**Your task:** Examine each line of the data, and copy the ones containing "play".

**Dataset:**
# # # #

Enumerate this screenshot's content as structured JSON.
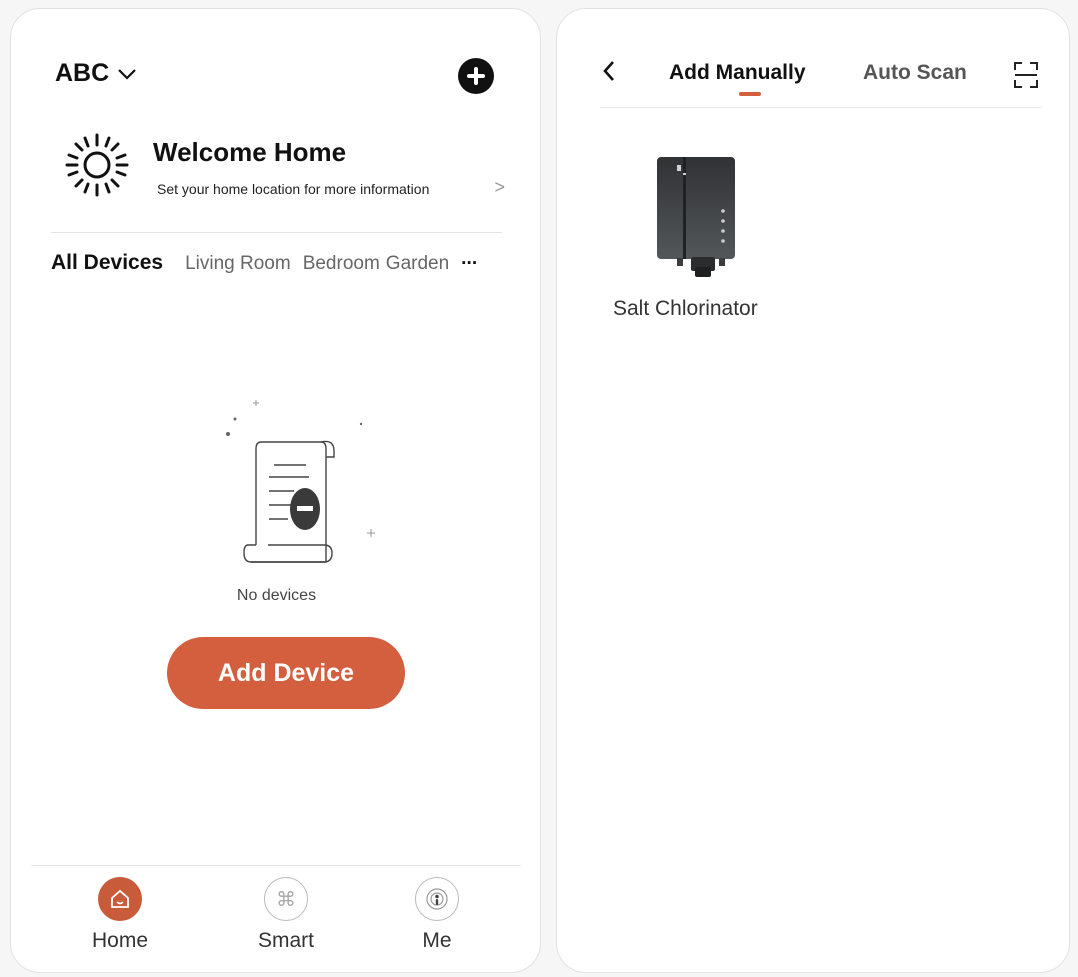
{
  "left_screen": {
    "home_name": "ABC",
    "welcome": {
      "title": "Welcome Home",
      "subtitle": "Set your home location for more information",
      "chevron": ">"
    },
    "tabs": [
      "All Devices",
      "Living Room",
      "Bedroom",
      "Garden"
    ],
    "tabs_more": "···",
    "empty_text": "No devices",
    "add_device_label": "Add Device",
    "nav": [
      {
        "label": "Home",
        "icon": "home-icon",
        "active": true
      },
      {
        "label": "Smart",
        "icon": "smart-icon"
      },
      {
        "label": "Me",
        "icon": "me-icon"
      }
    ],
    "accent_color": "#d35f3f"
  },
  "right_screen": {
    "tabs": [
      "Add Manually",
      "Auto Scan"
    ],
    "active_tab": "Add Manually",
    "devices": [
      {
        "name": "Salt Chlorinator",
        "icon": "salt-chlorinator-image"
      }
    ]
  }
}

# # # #

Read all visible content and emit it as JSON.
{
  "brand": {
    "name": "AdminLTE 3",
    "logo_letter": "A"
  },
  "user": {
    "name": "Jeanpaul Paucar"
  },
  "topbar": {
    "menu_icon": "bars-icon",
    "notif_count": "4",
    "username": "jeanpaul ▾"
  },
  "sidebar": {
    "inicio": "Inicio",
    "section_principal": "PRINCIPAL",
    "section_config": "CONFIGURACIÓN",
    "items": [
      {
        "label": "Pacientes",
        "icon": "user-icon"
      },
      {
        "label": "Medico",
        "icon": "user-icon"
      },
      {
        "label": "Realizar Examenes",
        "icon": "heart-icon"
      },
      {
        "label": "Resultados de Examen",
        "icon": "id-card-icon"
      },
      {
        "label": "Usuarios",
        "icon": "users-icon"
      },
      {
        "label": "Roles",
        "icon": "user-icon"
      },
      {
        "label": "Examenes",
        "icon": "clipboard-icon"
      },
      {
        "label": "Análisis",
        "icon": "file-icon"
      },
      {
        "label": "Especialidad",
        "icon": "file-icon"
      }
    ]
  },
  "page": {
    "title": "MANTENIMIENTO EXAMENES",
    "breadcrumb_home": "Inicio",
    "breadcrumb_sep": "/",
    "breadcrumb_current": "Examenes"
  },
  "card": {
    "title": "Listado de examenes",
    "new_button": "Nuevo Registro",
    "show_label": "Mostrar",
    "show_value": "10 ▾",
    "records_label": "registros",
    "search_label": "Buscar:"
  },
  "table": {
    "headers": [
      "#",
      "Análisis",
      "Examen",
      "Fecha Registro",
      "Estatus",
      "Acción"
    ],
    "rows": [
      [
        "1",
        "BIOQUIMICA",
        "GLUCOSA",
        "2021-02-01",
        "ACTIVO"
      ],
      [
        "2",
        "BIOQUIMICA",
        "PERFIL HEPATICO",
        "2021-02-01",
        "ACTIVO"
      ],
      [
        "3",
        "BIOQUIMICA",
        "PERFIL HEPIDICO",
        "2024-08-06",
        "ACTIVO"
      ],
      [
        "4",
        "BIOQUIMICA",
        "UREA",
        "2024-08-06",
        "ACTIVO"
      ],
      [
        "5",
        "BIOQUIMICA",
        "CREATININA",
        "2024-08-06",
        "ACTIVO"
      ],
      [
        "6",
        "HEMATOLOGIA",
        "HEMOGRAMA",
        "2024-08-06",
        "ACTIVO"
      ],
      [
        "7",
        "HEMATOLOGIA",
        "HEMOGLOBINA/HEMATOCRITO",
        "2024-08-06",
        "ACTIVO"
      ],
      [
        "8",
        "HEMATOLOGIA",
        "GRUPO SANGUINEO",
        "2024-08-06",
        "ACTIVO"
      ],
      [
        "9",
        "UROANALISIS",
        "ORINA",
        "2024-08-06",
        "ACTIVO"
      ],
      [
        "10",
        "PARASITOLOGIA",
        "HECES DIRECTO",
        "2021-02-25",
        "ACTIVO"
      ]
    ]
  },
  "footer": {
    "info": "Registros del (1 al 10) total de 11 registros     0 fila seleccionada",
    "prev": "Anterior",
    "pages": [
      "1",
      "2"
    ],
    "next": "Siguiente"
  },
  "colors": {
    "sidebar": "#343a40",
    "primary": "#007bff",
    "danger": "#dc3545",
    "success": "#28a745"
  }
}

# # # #

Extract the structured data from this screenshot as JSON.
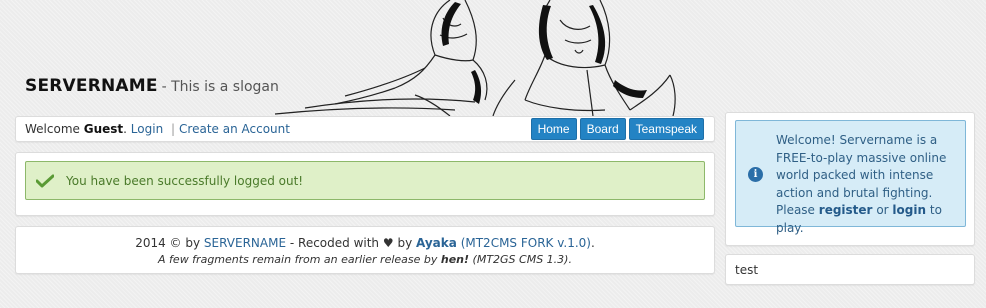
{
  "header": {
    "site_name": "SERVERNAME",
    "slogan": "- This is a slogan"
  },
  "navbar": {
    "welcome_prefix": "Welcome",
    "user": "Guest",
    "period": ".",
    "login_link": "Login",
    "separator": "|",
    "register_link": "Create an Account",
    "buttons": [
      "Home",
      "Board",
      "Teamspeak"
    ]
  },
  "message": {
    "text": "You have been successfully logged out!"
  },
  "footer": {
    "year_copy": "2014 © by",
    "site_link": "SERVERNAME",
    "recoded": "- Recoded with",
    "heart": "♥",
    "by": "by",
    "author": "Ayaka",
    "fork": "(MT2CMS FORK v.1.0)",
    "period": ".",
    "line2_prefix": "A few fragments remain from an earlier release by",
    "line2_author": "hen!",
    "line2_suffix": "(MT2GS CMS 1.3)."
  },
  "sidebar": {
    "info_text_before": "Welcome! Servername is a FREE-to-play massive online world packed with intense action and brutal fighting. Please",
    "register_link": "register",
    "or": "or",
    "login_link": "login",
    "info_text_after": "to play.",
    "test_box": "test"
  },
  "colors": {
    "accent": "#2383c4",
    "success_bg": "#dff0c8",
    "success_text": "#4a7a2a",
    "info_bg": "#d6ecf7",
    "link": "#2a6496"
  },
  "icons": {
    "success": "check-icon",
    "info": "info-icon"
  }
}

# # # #

**Solution for this task:**
    "info_text_before": "Welcome! Servername is a FREE-to-play massive online world packed with intense action and brutal fighting. Please",
    "info_text_after": "to play.",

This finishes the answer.